▶ _Exercise prompt_: Each entry below should be retyped exactly as given.

··· Recorded information

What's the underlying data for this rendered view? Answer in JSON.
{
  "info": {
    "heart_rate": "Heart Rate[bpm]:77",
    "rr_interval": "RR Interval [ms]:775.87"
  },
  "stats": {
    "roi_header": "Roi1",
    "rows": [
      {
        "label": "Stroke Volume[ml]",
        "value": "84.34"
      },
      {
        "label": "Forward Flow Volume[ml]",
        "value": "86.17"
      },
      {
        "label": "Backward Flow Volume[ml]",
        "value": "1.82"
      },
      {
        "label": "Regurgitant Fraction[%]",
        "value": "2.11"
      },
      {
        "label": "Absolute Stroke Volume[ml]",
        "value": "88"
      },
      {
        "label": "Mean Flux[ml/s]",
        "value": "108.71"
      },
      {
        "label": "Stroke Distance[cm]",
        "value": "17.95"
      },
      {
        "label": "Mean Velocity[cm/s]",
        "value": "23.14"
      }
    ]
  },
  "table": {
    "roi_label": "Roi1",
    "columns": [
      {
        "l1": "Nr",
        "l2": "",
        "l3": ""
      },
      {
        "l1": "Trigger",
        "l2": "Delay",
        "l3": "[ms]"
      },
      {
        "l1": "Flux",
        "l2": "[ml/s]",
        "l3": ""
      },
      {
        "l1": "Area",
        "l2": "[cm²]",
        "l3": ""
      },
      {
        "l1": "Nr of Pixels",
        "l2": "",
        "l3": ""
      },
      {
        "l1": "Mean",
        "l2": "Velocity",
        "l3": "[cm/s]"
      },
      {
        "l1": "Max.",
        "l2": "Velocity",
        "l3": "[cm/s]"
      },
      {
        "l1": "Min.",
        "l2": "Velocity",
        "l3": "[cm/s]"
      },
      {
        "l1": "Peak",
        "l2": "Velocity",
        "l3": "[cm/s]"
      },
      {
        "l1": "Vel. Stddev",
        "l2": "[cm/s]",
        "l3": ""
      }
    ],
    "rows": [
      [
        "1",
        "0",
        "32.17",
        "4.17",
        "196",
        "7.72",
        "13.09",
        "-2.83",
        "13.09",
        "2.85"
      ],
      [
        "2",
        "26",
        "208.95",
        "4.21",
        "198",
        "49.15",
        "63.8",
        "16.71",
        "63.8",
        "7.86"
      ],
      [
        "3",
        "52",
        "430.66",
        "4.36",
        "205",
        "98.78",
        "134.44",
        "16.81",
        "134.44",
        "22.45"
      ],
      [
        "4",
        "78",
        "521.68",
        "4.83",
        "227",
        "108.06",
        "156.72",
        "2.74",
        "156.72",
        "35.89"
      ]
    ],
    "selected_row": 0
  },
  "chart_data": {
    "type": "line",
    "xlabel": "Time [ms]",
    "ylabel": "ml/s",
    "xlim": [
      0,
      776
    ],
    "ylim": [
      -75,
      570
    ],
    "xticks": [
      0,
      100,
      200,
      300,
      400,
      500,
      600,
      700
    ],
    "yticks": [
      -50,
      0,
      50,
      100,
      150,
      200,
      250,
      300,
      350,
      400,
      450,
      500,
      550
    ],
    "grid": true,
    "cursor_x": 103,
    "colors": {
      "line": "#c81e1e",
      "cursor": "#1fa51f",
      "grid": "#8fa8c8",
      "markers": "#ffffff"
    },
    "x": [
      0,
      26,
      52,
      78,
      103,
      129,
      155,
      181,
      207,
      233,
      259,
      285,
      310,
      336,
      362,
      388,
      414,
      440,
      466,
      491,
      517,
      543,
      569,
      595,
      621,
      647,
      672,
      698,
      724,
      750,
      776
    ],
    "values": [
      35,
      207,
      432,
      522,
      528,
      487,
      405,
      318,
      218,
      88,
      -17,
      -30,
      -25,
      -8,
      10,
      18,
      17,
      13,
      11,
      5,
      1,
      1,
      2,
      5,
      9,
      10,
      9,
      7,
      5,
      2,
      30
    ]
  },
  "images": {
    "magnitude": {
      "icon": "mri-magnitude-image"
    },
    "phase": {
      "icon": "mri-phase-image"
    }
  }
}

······

▶ _Completed exercise_:
What's the underlying data for this rendered view? Answer in JSON.
{
  "info": {
    "heart_rate": "Heart Rate[bpm]:77",
    "rr_interval": "RR Interval [ms]:775.87"
  },
  "stats": {
    "roi_header": "Roi1",
    "rows": [
      {
        "label": "Stroke Volume[ml]",
        "value": "84.34"
      },
      {
        "label": "Forward Flow Volume[ml]",
        "value": "86.17"
      },
      {
        "label": "Backward Flow Volume[ml]",
        "value": "1.82"
      },
      {
        "label": "Regurgitant Fraction[%]",
        "value": "2.11"
      },
      {
        "label": "Absolute Stroke Volume[ml]",
        "value": "88"
      },
      {
        "label": "Mean Flux[ml/s]",
        "value": "108.71"
      },
      {
        "label": "Stroke Distance[cm]",
        "value": "17.95"
      },
      {
        "label": "Mean Velocity[cm/s]",
        "value": "23.14"
      }
    ]
  },
  "table": {
    "roi_label": "Roi1",
    "columns": [
      {
        "l1": "Nr",
        "l2": "",
        "l3": ""
      },
      {
        "l1": "Trigger",
        "l2": "Delay",
        "l3": "[ms]"
      },
      {
        "l1": "Flux",
        "l2": "[ml/s]",
        "l3": ""
      },
      {
        "l1": "Area",
        "l2": "[cm²]",
        "l3": ""
      },
      {
        "l1": "Nr of Pixels",
        "l2": "",
        "l3": ""
      },
      {
        "l1": "Mean",
        "l2": "Velocity",
        "l3": "[cm/s]"
      },
      {
        "l1": "Max.",
        "l2": "Velocity",
        "l3": "[cm/s]"
      },
      {
        "l1": "Min.",
        "l2": "Velocity",
        "l3": "[cm/s]"
      },
      {
        "l1": "Peak",
        "l2": "Velocity",
        "l3": "[cm/s]"
      },
      {
        "l1": "Vel. Stddev",
        "l2": "[cm/s]",
        "l3": ""
      }
    ],
    "rows": [
      [
        "1",
        "0",
        "32.17",
        "4.17",
        "196",
        "7.72",
        "13.09",
        "-2.83",
        "13.09",
        "2.85"
      ],
      [
        "2",
        "26",
        "208.95",
        "4.21",
        "198",
        "49.15",
        "63.8",
        "16.71",
        "63.8",
        "7.86"
      ],
      [
        "3",
        "52",
        "430.66",
        "4.36",
        "205",
        "98.78",
        "134.44",
        "16.81",
        "134.44",
        "22.45"
      ],
      [
        "4",
        "78",
        "521.68",
        "4.83",
        "227",
        "108.06",
        "156.72",
        "2.74",
        "156.72",
        "35.89"
      ]
    ],
    "selected_row": 0
  },
  "chart_data": {
    "type": "line",
    "xlabel": "Time [ms]",
    "ylabel": "ml/s",
    "xlim": [
      0,
      776
    ],
    "ylim": [
      -75,
      570
    ],
    "xticks": [
      0,
      100,
      200,
      300,
      400,
      500,
      600,
      700
    ],
    "yticks": [
      -50,
      0,
      50,
      100,
      150,
      200,
      250,
      300,
      350,
      400,
      450,
      500,
      550
    ],
    "grid": true,
    "cursor_x": 103,
    "colors": {
      "line": "#c81e1e",
      "cursor": "#1fa51f",
      "grid": "#8fa8c8",
      "markers": "#ffffff"
    },
    "x": [
      0,
      26,
      52,
      78,
      103,
      129,
      155,
      181,
      207,
      233,
      259,
      285,
      310,
      336,
      362,
      388,
      414,
      440,
      466,
      491,
      517,
      543,
      569,
      595,
      621,
      647,
      672,
      698,
      724,
      750,
      776
    ],
    "values": [
      35,
      207,
      432,
      522,
      528,
      487,
      405,
      318,
      218,
      88,
      -17,
      -30,
      -25,
      -8,
      10,
      18,
      17,
      13,
      11,
      5,
      1,
      1,
      2,
      5,
      9,
      10,
      9,
      7,
      5,
      2,
      30
    ]
  },
  "images": {
    "magnitude": {
      "icon": "mri-magnitude-image"
    },
    "phase": {
      "icon": "mri-phase-image"
    }
  }
}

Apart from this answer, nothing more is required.